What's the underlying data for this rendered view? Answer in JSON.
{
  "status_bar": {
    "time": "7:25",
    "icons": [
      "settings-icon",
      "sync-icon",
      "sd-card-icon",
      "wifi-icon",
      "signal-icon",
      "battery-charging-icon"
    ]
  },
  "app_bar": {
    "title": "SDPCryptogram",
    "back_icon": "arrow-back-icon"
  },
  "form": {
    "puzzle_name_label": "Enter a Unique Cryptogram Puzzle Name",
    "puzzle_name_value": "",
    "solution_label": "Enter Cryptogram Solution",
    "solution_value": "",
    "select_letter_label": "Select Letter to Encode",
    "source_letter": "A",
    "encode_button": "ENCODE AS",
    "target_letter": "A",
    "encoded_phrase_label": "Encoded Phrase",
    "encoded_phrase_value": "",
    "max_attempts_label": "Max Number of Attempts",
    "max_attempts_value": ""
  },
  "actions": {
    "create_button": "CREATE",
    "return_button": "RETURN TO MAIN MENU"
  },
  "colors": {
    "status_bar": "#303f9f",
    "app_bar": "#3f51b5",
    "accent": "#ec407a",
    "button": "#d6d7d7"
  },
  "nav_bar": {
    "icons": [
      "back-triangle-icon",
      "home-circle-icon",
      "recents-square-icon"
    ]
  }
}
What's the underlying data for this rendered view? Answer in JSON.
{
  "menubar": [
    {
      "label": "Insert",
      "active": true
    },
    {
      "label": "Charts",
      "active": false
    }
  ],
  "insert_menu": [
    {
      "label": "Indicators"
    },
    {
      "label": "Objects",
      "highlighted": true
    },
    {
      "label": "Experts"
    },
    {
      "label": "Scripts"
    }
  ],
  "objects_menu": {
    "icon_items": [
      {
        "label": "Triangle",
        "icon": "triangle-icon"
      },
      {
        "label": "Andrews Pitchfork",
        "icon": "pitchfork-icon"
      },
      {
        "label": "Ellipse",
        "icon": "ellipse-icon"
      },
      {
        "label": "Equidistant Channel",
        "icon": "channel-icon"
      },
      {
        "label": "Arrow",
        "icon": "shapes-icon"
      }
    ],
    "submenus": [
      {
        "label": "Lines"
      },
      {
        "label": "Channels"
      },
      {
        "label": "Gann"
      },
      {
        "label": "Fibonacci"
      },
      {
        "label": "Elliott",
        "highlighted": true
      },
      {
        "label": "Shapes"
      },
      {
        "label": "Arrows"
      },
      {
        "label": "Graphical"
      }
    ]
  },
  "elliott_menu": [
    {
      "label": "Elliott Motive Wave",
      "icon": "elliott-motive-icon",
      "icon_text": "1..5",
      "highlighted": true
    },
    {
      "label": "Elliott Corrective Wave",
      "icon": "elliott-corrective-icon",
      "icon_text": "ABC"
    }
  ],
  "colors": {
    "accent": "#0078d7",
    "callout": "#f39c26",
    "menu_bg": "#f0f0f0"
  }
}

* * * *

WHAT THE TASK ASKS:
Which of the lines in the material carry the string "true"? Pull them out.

RESPONSE TO THIS EXERCISE:
      "active": true
      "highlighted": true
        "highlighted": true
      "highlighted": true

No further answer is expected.